“For a lot of servicemembers, nothing will change” after the election, she says—but others are looking for an exit strategy on their contracts. “‘I’ve had a lot of panicked servicemembers contact me in the last few days. The majority of people who are panicking are LGBTQ people, or servicemembers of color.” She can’t say if it’s an issue of policy or a fear that the culture of the military will change that’s driving the sense of despair. But, she notes, some of the people she’s speaking to served under Don’t Ask Don’t Tell, so maybe that has something to do with the undercurrent of confusion and dread.
“My biggest concern would be Trump’s lack of experience or knowledge,” says Dario DiBattista, a 32-year-old who served with the Marines in Iraq and now teaches free writing seminars to veterans. “Certainly on the campaign trail, he said a lot of braggadocious things,” but he’s worried the way Trump talks about defeating ISIS betrays a fundamental misunderstanding of how modern wars are fought and won. “This isn’t World War II, where you can just line up against a group of enemies.”
DiBattista, like others I spoke to, believes there weren’t many good options for the military this campaign cycle. “On one hand, you have someone who can’t deal with national security issues, and in the military, you just don’t do that. On the other hand, you have someone who made fun of POWs and did a poor job of handling PTSD.” He thinks the community is “exhausted”; they’ve been in nebulous conflicts too long. “Unfortunately, both parties, for whatever reason, are not interested in de-escalation.” As for what will happen over the next four years, he thinks the “military is holding its breath” to find out what’s next.

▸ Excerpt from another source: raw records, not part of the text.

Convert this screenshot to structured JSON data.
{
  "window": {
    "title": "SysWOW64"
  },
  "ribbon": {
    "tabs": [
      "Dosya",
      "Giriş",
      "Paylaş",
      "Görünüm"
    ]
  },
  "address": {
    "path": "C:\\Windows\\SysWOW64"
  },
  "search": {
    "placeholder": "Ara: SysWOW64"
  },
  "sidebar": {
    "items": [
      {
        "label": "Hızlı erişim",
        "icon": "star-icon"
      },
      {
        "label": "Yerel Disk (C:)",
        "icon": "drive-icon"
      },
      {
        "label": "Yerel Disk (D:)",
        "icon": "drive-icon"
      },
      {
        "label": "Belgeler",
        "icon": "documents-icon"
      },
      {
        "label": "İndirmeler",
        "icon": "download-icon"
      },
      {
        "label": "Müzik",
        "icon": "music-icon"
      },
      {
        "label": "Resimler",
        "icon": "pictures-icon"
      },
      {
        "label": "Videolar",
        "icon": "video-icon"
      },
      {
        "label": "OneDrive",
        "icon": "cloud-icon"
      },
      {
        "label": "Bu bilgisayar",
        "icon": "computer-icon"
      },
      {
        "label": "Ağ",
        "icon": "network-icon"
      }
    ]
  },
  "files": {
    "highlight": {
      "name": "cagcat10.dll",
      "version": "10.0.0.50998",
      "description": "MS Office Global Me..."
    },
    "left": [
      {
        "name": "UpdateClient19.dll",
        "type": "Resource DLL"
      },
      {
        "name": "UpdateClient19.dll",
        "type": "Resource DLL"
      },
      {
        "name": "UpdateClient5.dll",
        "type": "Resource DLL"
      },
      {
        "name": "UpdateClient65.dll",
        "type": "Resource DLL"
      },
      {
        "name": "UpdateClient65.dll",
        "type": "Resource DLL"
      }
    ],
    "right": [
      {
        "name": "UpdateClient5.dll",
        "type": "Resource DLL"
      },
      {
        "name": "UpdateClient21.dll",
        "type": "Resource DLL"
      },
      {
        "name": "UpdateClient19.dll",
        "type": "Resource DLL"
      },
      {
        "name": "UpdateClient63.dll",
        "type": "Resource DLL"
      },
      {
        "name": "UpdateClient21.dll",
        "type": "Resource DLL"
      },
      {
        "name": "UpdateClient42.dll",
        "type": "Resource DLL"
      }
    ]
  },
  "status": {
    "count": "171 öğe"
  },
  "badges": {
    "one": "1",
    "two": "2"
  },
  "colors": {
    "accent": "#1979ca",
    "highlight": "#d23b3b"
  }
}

Steve Brooks, a 25-year-old veteran using the GI bill to get an engineering degree, is actually relieved that Trump won; he, like many servicemembers, didn’t trust Clinton and was enraged by her poor handling of classified materials. But his time in the service, he says, made him less staunchly Republican; they may be “historically kind to the military,” he says, but after awhile it “felt more like they were pandering” to members of the force. “They have all these wars, they’re not necessary,” he says. “But we don’t want to be there…we promise to serve the people, to serve the government, but at this point we’re just tired.”
“The most pressing issue isn’t anything social,” he says. “They expect too much out of individual service members.”
DiBattista, for his part, thinks we oversimplify our sense of patriotism and duty, thanking members of the military for their service or “holding our hands over our hearts at ballgames.” Americans are very concerned with the idea of respecting our troops, particularly during election years, he believes. But not much of that translates into dealing with veterans’ affairs offices that are “glutted” and overstretched after 15 years of war, or having a real exit strategy for the troops still stationed in the Middle East.
For a while on Friday I watched the parade with a Vietnam vet dressed in head-to-toe camouflage. He wanted to talk politics, but not on the record. His social security just kicked in, thank god, so he can stop taking tickets and waiting in line at the Veterans Affairs office. As the marching band and step teams crawled by us, he waved his hands over the crowd. “All these people? They’re just stopping by,” he told me. “They’ll watch the parade for a few minutes and then it’s right over to that big Christmas tree, or Times Square.”